(Records for the exercise Opens)

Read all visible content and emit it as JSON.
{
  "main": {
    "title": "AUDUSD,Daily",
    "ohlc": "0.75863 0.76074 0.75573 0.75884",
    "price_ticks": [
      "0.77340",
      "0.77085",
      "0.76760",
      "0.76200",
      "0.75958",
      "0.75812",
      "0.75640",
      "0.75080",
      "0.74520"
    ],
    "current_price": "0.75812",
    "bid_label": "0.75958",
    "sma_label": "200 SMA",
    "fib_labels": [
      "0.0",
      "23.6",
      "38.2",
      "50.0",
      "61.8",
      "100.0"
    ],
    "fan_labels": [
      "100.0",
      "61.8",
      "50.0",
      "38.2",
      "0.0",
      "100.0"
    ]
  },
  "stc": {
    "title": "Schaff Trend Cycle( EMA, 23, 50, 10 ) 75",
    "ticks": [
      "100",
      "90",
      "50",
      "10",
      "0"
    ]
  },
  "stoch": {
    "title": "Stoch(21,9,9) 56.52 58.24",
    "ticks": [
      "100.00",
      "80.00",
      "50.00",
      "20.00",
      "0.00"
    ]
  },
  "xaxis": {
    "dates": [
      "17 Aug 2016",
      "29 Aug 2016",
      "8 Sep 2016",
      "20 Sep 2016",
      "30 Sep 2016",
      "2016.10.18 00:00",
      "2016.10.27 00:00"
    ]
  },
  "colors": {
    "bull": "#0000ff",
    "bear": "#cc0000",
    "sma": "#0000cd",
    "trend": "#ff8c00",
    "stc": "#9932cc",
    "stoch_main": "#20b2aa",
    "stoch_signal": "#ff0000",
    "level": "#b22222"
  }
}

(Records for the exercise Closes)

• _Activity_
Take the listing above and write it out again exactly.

• _Answer to the exercise_
Read all visible content and emit it as JSON.
{
  "main": {
    "title": "AUDUSD,Daily",
    "ohlc": "0.75863 0.76074 0.75573 0.75884",
    "price_ticks": [
      "0.77340",
      "0.77085",
      "0.76760",
      "0.76200",
      "0.75958",
      "0.75812",
      "0.75640",
      "0.75080",
      "0.74520"
    ],
    "current_price": "0.75812",
    "bid_label": "0.75958",
    "sma_label": "200 SMA",
    "fib_labels": [
      "0.0",
      "23.6",
      "38.2",
      "50.0",
      "61.8",
      "100.0"
    ],
    "fan_labels": [
      "100.0",
      "61.8",
      "50.0",
      "38.2",
      "0.0",
      "100.0"
    ]
  },
  "stc": {
    "title": "Schaff Trend Cycle( EMA, 23, 50, 10 ) 75",
    "ticks": [
      "100",
      "90",
      "50",
      "10",
      "0"
    ]
  },
  "stoch": {
    "title": "Stoch(21,9,9) 56.52 58.24",
    "ticks": [
      "100.00",
      "80.00",
      "50.00",
      "20.00",
      "0.00"
    ]
  },
  "xaxis": {
    "dates": [
      "17 Aug 2016",
      "29 Aug 2016",
      "8 Sep 2016",
      "20 Sep 2016",
      "30 Sep 2016",
      "2016.10.18 00:00",
      "2016.10.27 00:00"
    ]
  },
  "colors": {
    "bull": "#0000ff",
    "bear": "#cc0000",
    "sma": "#0000cd",
    "trend": "#ff8c00",
    "stc": "#9932cc",
    "stoch_main": "#20b2aa",
    "stoch_signal": "#ff0000",
    "level": "#b22222"
  }
}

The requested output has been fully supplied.